Pharmacotherapy for erectile dysfunction
There are a number of effective drugs to treat impotence. Individuals with lowtestosterone levels benefit from testosterone replacement therapy. Other treatmentsinclude the self-injection of vasodilators, such as alprostadil. Injection of this vasodilatorprostanoid into the base or shaft of the penis increases penile blood flow to inducetumescence. Other vasodilators for injection include papaverine and phentolamine. Analternative approach is the intraurethral application of alprostadil
However, these approaches have been overtaken by the phosphodiesterase-5 inhibitors(PDE-5 inhibitors), which are very effective as oral therapy in the treatment of impotence(1). These drugs include sildenafil, tadalafil (Cialis®), and vardenafil (Levitra®). ThePDE-5 inhibitors increase penile blood flow by inhibiting the degradation of cyclicguanosine monophosphate (cGMP) by its phosphodiesterase (Figure). This moleculerelaxes vascular smooth muscle.

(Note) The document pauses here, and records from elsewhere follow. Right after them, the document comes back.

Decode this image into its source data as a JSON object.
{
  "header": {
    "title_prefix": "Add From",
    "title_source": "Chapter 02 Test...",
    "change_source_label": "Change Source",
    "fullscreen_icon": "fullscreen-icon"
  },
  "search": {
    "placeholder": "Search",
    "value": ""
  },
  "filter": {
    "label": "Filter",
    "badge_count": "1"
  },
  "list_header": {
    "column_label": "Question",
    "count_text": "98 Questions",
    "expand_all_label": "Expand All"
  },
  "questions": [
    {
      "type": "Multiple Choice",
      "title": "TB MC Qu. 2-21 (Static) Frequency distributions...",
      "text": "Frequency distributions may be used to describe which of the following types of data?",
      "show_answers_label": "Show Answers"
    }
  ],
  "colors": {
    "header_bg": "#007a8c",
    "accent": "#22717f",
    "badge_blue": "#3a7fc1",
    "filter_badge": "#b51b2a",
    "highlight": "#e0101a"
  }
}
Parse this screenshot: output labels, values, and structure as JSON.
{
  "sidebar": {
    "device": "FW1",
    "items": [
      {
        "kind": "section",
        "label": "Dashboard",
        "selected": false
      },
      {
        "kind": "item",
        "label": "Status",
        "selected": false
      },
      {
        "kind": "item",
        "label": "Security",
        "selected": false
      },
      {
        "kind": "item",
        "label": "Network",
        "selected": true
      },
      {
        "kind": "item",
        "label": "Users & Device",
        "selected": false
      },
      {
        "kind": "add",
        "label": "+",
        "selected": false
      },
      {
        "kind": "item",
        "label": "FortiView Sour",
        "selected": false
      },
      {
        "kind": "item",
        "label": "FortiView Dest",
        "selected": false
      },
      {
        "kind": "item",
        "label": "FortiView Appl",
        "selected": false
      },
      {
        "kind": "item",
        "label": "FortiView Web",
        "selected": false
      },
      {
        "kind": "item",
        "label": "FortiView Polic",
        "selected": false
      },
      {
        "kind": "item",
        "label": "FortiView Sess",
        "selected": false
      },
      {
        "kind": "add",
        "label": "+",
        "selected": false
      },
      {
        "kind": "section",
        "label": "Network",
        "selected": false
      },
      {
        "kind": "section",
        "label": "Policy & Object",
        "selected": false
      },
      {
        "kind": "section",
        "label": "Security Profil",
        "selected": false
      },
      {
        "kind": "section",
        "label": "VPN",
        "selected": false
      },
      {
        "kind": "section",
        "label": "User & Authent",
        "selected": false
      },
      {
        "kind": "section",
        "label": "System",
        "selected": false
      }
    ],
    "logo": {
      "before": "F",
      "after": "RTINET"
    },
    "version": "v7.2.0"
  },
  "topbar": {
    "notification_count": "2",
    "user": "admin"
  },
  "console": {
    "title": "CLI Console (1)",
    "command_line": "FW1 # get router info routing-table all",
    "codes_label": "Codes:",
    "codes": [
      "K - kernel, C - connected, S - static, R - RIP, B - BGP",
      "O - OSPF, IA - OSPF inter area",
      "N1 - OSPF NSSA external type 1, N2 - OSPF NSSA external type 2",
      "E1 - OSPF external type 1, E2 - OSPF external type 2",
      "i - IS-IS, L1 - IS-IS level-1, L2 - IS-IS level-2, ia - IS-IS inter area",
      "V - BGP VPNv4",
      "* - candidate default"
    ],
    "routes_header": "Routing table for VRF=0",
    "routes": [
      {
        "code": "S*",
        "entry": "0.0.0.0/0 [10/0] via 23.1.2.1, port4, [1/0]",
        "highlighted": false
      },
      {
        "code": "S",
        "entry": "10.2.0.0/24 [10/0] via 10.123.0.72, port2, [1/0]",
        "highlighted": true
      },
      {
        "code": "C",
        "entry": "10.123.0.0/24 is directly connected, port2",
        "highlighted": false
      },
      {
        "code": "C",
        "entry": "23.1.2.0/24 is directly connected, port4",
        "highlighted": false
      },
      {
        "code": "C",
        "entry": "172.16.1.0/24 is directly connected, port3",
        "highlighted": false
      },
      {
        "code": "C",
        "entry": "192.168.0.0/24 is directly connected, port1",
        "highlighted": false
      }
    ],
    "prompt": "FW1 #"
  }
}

It does so by activating protein kinases thatphosphorylate proteins that reduce cytosolic calcium levels, or that dephosphorylate themyosin light chains of vascular smooth muscle(2).As can be seen from the figure, cGMP is the ‘second messenger’ of nitric oxide. Nitricoxide and other nitrovasodilators activate soluble guanylate cyclase, which producescGMP from GTP. The PDE-5 inhibitors prevent the degradation of cGMP, thereby